By Rebecca Christiansen
LAS VEGAS – Small and medium limousine operators can
improve their chances for success by instituting a strong
revenue forecasting system, embarking on an effective
advertising program and making sure their cars are
immaculate, a panel of three operators advised at the LCT
The operators each offered tips on one subject relating to
operating a limousine company:
Developing a revenue forecast is a key to the success of
any keyes any successful small or medium-sized business,
according to Steven Qua of Cleveland’s Company Car,
which has 13 cars and six employees.
“The forecast is the roadmap,” he said. “If you don’t
forecast your profit, you’re never going to get there.”
He suggested hiring an accountant and/or a financial
planner to help map out revenue streams and compile them
into a forecast. Often, this leads to what he called “a
scientific guess,” but even that is better than having no
clue at all.
What are the areas an operator should focus on? First, Qua
suggested, look at the company’s business mix and
determine “what business you are in.” Do you have more
corporate clients or retail? Does a large percentage of
your business come from airport runs or longer ground
transportations? When you have the answer, figure out how
many runs per vehicle per month you have to make to meet
your revenue forecast.
Assume that you want to make $8,000 to $10,000 per vehicle
a month – a “pretty good” range for small to medium
operators, Qua said – and you are currently only running at
$4,000 to $6,000 per vehicle a month. Your revenue forecast
will indicate if it’s a bad idea to add cars, for example.
Instead, you should try to add affiliates.
Qua noted that many smaller operators are tempted to add
cars because their businesses are booked beyond capacity
every Saturday night.
Still, if the cars are running at an overall lower-than-
desired per-vehicle revenue rate, it is better to farm out
some of the weekend runs until the monthly vehicle revenue
reaches the operator’s preferred forecast.
When building the forecast, also factor in your company’s
history, what you can expect from old customers, and the
four types of expenses: variable expenses, such as fuel
cost and washes; semi-fixed expenses, such as maintenance;
fixed expenses, which you cannot avoid, such as insurance
and car payments; and labor expenses.
percent to 28 percent of every dollar [of income] is
[spent] on payroll,” added panel moderator Tom
Mazza, executive director of the National Limousine
Determine what these expenses are on a per-trip basis, Qua
said, adding that operators need to know their monthly trip
count in order to determine their overall revenue per
In looking at the benefits of various types of advertising,
the Yellow Pages deserve special note, said Bill
Goerl, of Bayshore, N.Y.,-based Clique Limousine, a six-
car, 15-employee operation. “It’s very expensive, but it
To limit the cost of this type of ad Goerl suggested
advertising only in the local Yellow Pages and making sure
the ad is effective in drawing potential customers’
attention by including the company logo and mission
Also, he advised operators to track the success of the ad
to see if the investment is worth the cost. He also

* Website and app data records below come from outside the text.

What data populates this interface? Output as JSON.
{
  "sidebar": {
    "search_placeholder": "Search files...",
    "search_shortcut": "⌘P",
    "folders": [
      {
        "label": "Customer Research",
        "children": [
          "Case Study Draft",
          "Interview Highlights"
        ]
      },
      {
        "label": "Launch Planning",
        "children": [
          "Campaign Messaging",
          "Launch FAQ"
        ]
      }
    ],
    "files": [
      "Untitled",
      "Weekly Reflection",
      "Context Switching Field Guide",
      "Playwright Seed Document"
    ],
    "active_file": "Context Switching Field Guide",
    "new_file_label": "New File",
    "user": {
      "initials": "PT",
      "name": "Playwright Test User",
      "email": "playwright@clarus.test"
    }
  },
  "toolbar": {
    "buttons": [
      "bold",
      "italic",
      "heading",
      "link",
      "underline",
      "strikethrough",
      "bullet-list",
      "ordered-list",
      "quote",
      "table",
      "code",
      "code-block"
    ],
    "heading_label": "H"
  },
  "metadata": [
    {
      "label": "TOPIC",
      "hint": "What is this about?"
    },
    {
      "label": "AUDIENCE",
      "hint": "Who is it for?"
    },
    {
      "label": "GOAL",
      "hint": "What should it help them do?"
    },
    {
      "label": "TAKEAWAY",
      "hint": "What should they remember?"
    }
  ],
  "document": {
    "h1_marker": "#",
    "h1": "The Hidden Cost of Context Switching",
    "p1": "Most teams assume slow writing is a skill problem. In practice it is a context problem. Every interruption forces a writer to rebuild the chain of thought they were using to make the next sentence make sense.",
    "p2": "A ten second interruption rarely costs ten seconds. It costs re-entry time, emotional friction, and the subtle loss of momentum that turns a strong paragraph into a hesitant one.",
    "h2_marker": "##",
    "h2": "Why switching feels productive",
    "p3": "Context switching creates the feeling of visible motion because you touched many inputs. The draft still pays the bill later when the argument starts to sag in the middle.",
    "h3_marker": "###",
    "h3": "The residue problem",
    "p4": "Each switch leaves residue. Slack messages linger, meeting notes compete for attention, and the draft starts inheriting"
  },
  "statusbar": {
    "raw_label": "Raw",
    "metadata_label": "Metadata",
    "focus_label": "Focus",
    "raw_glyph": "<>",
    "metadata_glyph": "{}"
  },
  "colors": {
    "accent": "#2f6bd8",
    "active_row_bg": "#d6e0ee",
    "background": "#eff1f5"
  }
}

suggested listing a local phone number instead of an 800
number because it gives customers a local feel.
Secondly, Goerl suggested sending direct mail pieces only
to existing customers. In these difficult economic times,
marketing is better done through a rifle, rather than a
Additionally, Mazza suggested it’s better to send a quality
item to a fewer number of customers than to send a cheap
item to a large number of potential customers.
The customers that receive the more expensive items are
likely to think more highly of your company for sending
them a quality item and may very well bring you as much
business — if not more – than the larger audience would.
Goerl also addressed the impact of the Internet on
limousine operators, saying that, “In today’s society,
people want instant gratification.”
It is no longer enough to have your company information
listed on a Web site, he said. Make sure your Web site is
professionally built, has a brochure of the services and
vehicles you have available – with prices – and the
company’s history. “And don’t just list the types of
vehicles,” he said, “but describe them.”
Also, it’s often worth the extra expense to pay the search
engines to list your company’s Web site in a top position,
Maintain Your Investment
Randy Tooker, who has
been in business for 20 years, pointed to preparation and
maintenance as a recipe for his success.
“I strive for
perfection,” he said. “I want the car to smell, feel and
look as if I were getting in it.”
Tooker, who runs Lake Forest Limousine of Orange County,
Calif., suggested developing a pre-trip inspection list
that all drivers should follow. By thoroughly checking
every car prior to every trip, Tooker believes he has fewer
than average breakdowns with clients in the car.
team effort,” he said. “It’s good, because I hate to think
that I messed somebody’s wedding up.”
Tooker said he relies on Bounce dryer sheets and a smoke-
free environment to keep his cars smelling fresh. He also
demands two sets of mats when purchasing a new car so that
they can be hung out and rotated between runs, and said he
believes that investing in a carpet extractor could be a